On Sunday I went to talks from the Mozilla-, Go- and Security-tracks learning more about HTTP/2.0, Bleve and OpenPGP key signing (and what a complete mess that still is). The day ended with an absolute highlight: A presentation about the Mars One project and how this might be a great chance for FOSS. Can’t wait to watch that one again once the videos are out.
So here are all the sessions I attended:
- Identity Crisis: Are we who we say we are? - Karen M. Sandler
- Automating Attribution - Jonas Öberg
- Mozilla ID - Anthonia Ghalamkarizadeh
- Fog of War - The GNOME Trademark Battle - Pamela Chestek, Sri Ramkrishna
- Why we moved to GPLv3 - Jeremy Allison
- Copyleft in Europe: How does copyleft interact with Exhaustion Of Rights - Amanda Brock, Andrew Katz
- How corporations can maximize effectiveness of developers contributing to Free Software - Stefano Maffulli
- Fork and Ignore - Bradley M. Kuhn
- Discrimination & Reciprocity - Eli Greenbaum
- HTTP/2 right now - Daniel Steinberg
- Firefox OS web APIs - Loïc Cuguen
- Using Firefox to debug web apps on any device - Panagiotis Astithas
- The Story of Rust - Steve Klabnik
- HTTP/2 for Go - Brad Fitzpatrick
- Go and the modern enterprise - Peter Bourgon
- bleve - text indexing for Go - Marty Schoch
- Two decades later - Signing OpenPGP keys in the 2000s - Tobias Mueller
- Living on Mars: A Beginner’s Guide - Ryan MacDonald
The venue and everything around and between sessions
There was actually so much to see that I didn’t really take enough time to cool down and get anything beyond snacks to eat. In general the whole structure of the event facilitates that by placing food trucks between the buildings housing the sessions. While I enjoy snacks like Frites, Hamburgers, Waffles, and more as much as the next guy, some fresh fruits would have been awesome. But perhaps I just didn’t see the healthy options ;-)
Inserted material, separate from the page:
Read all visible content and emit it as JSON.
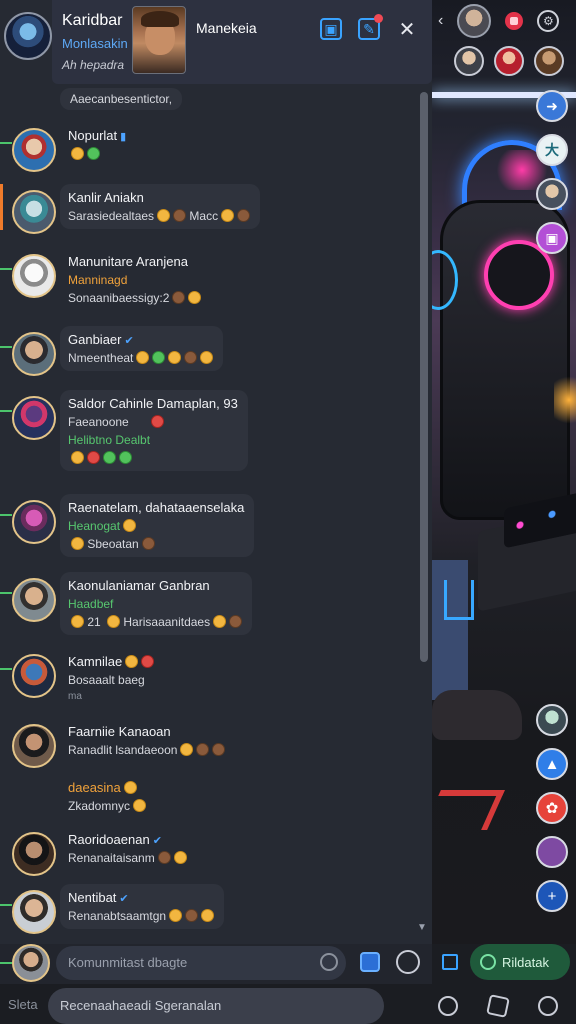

A big part of FOSDEM seems to be beer and below the main track there was a small bar where attendees could purchase beer out of a selection of about 15 brands. And since I didn’t notice anyone being drunk or rude because of that I consider the option to have beer directly at a conference to be awesome!
The whole “beer as a feature” thing actually started before the main conference with a special event on Friday evening. Sadly, after getting up at 3am that day and visiting the Atomium I was far too tired to make it out of my hotel room in the afternoon and so I missed that one. I’m not sure if I’d have actually enjoyed it, though, considering some of the pictures I saw of the huge crowd that was there.
And that was basically my only big problem with FOSDEM as a whole. I don’t really enjoy large groups of people. PyCon is also quite large but nothing compared to FOSDEM and it was very exhausting. Will this keep me from attending in the future? Probably not, but at least now I can prepare for it. Since this was my first time there I wanted to suck up as much knowledge as possible and “see everything”. Won’t do that again ;-) On Sunday evening I even opted for not taking a bus back to my hotel and instead walked the 5km distance in the rain… snow… rain… Yes, the weather was really awful.
Newly excited for …
Every event I go to somehow managed to excite me for something. And so did FOSDEM for these:
- Free Software in general. I’m normally more in the Open Source camp but ever since I started messing around with Emacs nearly two months ago I’ve come to appreciate the “more radical” if you will part of the FOSS community. Heck, I even consider using the GPL for possible future projects again …
- Rust. Don’t get me wrong: I enjoy Go and the community around it very much and thanks to its awesome cross-platform support I don’t see Rust as a direct competitor here. So why should I not mess around with it in the future?!
- Linux on the desktop: So many Thinkpads running Linux there … Have to give it a try again.
So, to conclude: FOSDEM is awesome! If you are into Free and OpenSource Software and you have an open spot in your schedule for February, go there. Unless you really don’t enjoy large groups of people.